# [RECORDS FOR THIS EXERCISE]
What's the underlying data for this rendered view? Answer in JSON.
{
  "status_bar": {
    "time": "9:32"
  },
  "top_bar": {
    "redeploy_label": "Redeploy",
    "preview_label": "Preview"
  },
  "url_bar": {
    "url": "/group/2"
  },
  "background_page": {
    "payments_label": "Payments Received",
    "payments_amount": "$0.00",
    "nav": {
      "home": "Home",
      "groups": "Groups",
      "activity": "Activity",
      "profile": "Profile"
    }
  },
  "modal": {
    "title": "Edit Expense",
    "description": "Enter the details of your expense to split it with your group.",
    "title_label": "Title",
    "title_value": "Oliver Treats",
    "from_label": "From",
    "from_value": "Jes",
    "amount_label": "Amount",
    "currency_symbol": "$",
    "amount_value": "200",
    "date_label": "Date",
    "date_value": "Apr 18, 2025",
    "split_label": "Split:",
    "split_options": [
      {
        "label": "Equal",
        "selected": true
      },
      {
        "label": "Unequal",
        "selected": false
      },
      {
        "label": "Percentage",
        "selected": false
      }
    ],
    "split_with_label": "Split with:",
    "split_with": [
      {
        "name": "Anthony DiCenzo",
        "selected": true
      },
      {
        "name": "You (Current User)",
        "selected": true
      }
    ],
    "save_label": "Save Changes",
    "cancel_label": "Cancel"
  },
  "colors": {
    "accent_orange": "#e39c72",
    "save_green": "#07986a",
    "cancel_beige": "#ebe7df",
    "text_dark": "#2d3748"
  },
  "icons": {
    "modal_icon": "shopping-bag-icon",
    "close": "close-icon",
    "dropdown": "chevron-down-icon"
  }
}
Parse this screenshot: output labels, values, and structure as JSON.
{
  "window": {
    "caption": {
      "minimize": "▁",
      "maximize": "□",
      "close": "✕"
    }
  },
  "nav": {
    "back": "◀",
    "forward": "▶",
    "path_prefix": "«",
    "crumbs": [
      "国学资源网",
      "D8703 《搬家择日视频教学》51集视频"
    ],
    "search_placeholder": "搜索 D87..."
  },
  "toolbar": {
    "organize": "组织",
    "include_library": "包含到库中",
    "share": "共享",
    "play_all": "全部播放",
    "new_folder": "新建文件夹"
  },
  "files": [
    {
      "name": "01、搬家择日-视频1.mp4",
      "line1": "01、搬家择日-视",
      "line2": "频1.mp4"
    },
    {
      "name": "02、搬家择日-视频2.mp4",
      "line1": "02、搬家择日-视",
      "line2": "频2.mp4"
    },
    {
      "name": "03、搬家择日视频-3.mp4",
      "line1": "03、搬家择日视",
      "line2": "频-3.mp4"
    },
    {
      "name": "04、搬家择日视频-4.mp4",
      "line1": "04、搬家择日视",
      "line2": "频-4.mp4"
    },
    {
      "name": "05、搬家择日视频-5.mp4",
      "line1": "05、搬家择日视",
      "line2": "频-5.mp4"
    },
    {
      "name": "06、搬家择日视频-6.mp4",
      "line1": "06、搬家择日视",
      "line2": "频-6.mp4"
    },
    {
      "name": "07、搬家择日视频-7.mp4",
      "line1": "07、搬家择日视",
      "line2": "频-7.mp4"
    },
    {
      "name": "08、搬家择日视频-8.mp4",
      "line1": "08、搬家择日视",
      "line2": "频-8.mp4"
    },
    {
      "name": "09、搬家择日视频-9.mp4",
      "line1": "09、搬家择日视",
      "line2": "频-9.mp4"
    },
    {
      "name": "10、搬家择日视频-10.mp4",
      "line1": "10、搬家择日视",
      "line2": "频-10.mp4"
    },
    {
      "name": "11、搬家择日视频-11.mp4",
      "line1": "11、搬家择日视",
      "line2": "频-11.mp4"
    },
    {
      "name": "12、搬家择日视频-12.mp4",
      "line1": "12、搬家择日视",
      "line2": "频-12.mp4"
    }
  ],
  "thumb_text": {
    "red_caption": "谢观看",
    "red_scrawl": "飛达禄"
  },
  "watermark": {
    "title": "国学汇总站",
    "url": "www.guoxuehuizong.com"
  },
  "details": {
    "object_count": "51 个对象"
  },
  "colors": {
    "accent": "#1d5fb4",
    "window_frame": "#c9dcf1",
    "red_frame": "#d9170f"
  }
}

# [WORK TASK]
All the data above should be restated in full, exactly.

# [ANSWER FOR THIS EXERCISE]
What's the underlying data for this rendered view? Answer in JSON.
{
  "status_bar": {
    "time": "9:32"
  },
  "top_bar": {
    "redeploy_label": "Redeploy",
    "preview_label": "Preview"
  },
  "url_bar": {
    "url": "/group/2"
  },
  "background_page": {
    "payments_label": "Payments Received",
    "payments_amount": "$0.00",
    "nav": {
      "home": "Home",
      "groups": "Groups",
      "activity": "Activity",
      "profile": "Profile"
    }
  },
  "modal": {
    "title": "Edit Expense",
    "description": "Enter the details of your expense to split it with your group.",
    "title_label": "Title",
    "title_value": "Oliver Treats",
    "from_label": "From",
    "from_value": "Jes",
    "amount_label": "Amount",
    "currency_symbol": "$",
    "amount_value": "200",
    "date_label": "Date",
    "date_value": "Apr 18, 2025",
    "split_label": "Split:",
    "split_options": [
      {
        "label": "Equal",
        "selected": true
      },
      {
        "label": "Unequal",
        "selected": false
      },
      {
        "label": "Percentage",
        "selected": false
      }
    ],
    "split_with_label": "Split with:",
    "split_with": [
      {
        "name": "Anthony DiCenzo",
        "selected": true
      },
      {
        "name": "You (Current User)",
        "selected": true
      }
    ],
    "save_label": "Save Changes",
    "cancel_label": "Cancel"
  },
  "colors": {
    "accent_orange": "#e39c72",
    "save_green": "#07986a",
    "cancel_beige": "#ebe7df",
    "text_dark": "#2d3748"
  },
  "icons": {
    "modal_icon": "shopping-bag-icon",
    "close": "close-icon",
    "dropdown": "chevron-down-icon"
  }
}
Parse this screenshot: output labels, values, and structure as JSON.
{
  "window": {
    "caption": {
      "minimize": "▁",
      "maximize": "□",
      "close": "✕"
    }
  },
  "nav": {
    "back": "◀",
    "forward": "▶",
    "path_prefix": "«",
    "crumbs": [
      "国学资源网",
      "D8703 《搬家择日视频教学》51集视频"
    ],
    "search_placeholder": "搜索 D87..."
  },
  "toolbar": {
    "organize": "组织",
    "include_library": "包含到库中",
    "share": "共享",
    "play_all": "全部播放",
    "new_folder": "新建文件夹"
  },
  "files": [
    {
      "name": "01、搬家择日-视频1.mp4",
      "line1": "01、搬家择日-视",
      "line2": "频1.mp4"
    },
    {
      "name": "02、搬家择日-视频2.mp4",
      "line1": "02、搬家择日-视",
      "line2": "频2.mp4"
    },
    {
      "name": "03、搬家择日视频-3.mp4",
      "line1": "03、搬家择日视",
      "line2": "频-3.mp4"
    },
    {
      "name": "04、搬家择日视频-4.mp4",
      "line1": "04、搬家择日视",
      "line2": "频-4.mp4"
    },
    {
      "name": "05、搬家择日视频-5.mp4",
      "line1": "05、搬家择日视",
      "line2": "频-5.mp4"
    },
    {
      "name": "06、搬家择日视频-6.mp4",
      "line1": "06、搬家择日视",
      "line2": "频-6.mp4"
    },
    {
      "name": "07、搬家择日视频-7.mp4",
      "line1": "07、搬家择日视",
      "line2": "频-7.mp4"
    },
    {
      "name": "08、搬家择日视频-8.mp4",
      "line1": "08、搬家择日视",
      "line2": "频-8.mp4"
    },
    {
      "name": "09、搬家择日视频-9.mp4",
      "line1": "09、搬家择日视",
      "line2": "频-9.mp4"
    },
    {
      "name": "10、搬家择日视频-10.mp4",
      "line1": "10、搬家择日视",
      "line2": "频-10.mp4"
    },
    {
      "name": "11、搬家择日视频-11.mp4",
      "line1": "11、搬家择日视",
      "line2": "频-11.mp4"
    },
    {
      "name": "12、搬家择日视频-12.mp4",
      "line1": "12、搬家择日视",
      "line2": "频-12.mp4"
    }
  ],
  "thumb_text": {
    "red_caption": "谢观看",
    "red_scrawl": "飛达禄"
  },
  "watermark": {
    "title": "国学汇总站",
    "url": "www.guoxuehuizong.com"
  },
  "details": {
    "object_count": "51 个对象"
  },
  "colors": {
    "accent": "#1d5fb4",
    "window_frame": "#c9dcf1",
    "red_frame": "#d9170f"
  }
}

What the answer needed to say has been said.